### WORK TO BE COMPLETED
All lines in the material below that contain "into" should be located and copied.

### DATA EXTRACTS
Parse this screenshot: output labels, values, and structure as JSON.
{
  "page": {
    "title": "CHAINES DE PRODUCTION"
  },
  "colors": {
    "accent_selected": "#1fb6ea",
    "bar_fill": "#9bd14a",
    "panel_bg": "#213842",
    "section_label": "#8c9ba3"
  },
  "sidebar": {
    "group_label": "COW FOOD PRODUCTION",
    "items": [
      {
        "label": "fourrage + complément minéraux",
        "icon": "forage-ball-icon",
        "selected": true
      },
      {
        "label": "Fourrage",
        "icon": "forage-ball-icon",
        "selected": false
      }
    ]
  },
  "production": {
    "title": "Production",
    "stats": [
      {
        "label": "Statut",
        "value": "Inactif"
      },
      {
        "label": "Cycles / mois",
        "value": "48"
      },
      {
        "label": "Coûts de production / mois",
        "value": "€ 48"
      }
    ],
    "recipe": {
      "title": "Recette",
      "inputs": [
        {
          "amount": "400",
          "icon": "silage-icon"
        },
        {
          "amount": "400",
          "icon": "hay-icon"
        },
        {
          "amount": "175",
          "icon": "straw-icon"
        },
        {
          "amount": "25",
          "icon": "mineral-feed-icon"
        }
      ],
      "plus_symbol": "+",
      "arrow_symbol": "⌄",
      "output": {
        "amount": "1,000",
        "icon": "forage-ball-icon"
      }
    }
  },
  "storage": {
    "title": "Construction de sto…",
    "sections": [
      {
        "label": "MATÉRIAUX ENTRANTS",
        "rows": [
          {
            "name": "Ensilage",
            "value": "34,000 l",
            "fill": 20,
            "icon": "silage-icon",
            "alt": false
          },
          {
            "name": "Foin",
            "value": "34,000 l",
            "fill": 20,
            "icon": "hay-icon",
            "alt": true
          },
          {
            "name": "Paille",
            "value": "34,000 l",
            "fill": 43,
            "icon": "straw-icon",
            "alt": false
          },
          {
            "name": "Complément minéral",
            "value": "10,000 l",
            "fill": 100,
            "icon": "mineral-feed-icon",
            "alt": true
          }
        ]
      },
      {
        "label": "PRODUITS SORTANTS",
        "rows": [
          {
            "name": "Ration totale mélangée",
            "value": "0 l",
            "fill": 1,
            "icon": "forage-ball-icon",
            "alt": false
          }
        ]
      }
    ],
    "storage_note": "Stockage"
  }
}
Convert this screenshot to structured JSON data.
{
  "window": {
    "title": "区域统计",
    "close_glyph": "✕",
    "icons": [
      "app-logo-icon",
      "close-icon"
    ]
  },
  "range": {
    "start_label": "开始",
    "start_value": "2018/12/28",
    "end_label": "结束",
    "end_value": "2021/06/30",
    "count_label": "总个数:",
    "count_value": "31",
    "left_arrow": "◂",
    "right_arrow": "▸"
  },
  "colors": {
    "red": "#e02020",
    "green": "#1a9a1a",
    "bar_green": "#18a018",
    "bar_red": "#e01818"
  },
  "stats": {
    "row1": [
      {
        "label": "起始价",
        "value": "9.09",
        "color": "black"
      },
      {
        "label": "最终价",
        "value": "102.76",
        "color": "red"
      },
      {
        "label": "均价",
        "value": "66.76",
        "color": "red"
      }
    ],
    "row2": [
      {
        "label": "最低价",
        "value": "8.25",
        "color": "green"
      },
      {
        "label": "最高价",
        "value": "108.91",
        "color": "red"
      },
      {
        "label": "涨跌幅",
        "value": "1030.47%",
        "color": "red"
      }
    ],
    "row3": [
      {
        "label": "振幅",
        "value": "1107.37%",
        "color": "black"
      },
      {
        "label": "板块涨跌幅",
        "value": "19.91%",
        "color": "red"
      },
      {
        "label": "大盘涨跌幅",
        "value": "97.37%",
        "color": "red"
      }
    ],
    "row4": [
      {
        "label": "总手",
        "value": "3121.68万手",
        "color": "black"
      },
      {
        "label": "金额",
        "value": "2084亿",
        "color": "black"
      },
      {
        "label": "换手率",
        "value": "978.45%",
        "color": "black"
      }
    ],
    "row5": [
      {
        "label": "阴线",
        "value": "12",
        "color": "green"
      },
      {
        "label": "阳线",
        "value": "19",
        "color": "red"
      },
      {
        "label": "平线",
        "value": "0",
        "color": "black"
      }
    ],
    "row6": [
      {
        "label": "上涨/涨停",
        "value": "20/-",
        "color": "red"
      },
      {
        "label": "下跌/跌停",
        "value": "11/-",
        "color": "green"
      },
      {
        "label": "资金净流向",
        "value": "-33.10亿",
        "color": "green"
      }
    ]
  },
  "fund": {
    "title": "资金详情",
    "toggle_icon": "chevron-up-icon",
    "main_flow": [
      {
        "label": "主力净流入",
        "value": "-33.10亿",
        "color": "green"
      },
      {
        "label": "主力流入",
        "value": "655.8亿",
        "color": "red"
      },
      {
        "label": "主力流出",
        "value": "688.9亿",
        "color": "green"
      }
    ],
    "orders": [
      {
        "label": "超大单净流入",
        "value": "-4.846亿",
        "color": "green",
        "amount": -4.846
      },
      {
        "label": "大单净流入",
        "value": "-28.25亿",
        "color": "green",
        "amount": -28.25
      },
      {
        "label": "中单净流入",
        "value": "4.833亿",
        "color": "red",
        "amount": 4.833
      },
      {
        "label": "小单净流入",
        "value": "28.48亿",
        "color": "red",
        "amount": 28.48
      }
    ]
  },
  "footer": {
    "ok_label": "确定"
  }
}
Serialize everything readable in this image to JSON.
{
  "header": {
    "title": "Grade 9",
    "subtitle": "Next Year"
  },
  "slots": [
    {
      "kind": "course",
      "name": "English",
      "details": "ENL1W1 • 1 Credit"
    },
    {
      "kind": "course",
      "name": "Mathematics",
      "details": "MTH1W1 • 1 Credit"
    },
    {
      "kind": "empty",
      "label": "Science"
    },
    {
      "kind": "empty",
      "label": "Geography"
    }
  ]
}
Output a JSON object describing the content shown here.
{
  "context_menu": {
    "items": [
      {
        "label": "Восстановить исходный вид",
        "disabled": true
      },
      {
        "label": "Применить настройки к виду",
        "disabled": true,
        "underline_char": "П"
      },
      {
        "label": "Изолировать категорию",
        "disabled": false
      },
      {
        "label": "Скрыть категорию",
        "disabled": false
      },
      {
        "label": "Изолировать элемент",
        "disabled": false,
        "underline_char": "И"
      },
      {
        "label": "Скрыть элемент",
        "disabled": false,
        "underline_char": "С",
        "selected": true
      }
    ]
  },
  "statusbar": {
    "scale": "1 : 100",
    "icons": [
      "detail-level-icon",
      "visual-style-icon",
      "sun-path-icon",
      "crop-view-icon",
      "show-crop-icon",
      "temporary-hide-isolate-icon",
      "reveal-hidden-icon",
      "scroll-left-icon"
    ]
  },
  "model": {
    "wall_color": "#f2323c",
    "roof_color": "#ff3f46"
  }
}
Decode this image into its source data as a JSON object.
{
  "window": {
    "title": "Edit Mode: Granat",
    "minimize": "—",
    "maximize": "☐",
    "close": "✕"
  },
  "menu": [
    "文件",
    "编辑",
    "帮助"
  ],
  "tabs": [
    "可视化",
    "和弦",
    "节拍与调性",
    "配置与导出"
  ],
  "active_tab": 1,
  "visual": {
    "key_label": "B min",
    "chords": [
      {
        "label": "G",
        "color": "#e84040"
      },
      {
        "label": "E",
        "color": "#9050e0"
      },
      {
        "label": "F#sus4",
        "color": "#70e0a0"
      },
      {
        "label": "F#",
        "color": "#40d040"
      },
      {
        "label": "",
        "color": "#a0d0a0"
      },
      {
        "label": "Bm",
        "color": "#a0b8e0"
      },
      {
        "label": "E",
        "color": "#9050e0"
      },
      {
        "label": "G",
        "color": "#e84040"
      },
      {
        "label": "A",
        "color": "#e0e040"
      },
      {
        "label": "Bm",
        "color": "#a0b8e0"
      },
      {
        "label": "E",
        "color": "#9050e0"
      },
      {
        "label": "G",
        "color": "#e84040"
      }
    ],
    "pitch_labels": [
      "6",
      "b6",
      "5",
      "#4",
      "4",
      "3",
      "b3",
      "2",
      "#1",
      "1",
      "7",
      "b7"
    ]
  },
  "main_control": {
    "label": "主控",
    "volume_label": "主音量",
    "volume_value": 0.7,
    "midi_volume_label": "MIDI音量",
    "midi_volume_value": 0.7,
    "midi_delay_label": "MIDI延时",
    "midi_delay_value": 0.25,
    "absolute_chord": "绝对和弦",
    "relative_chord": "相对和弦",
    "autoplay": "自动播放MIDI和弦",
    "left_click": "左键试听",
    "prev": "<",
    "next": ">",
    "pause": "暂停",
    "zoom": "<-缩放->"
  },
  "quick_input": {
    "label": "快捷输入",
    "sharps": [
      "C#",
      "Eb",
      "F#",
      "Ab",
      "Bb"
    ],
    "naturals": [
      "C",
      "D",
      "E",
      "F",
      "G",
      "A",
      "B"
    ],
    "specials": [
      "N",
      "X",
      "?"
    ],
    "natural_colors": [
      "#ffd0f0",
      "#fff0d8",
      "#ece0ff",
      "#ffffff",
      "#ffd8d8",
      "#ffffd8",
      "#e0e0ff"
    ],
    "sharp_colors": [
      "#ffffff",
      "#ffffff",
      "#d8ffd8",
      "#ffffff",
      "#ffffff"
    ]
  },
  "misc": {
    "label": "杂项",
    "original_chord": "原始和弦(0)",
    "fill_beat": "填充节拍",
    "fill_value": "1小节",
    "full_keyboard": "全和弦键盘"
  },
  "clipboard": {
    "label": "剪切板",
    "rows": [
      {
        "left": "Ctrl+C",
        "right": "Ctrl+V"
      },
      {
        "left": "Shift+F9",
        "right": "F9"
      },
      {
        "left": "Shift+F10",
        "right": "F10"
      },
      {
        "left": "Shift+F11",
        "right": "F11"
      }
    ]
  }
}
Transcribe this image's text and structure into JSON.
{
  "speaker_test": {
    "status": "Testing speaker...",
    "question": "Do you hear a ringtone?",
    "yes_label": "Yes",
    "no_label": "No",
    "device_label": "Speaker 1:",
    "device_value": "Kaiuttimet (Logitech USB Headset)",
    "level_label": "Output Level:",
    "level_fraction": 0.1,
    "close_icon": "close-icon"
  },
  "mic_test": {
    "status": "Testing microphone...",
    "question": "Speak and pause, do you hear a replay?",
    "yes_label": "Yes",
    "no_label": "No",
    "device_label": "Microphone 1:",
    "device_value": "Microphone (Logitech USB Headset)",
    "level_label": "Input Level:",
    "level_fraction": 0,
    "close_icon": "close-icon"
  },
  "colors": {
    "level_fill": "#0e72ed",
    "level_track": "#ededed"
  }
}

### SOLUTION FOR THIS TASK
Decode this image into its source data as a JSON object.
Transcribe this image's text and structure into JSON.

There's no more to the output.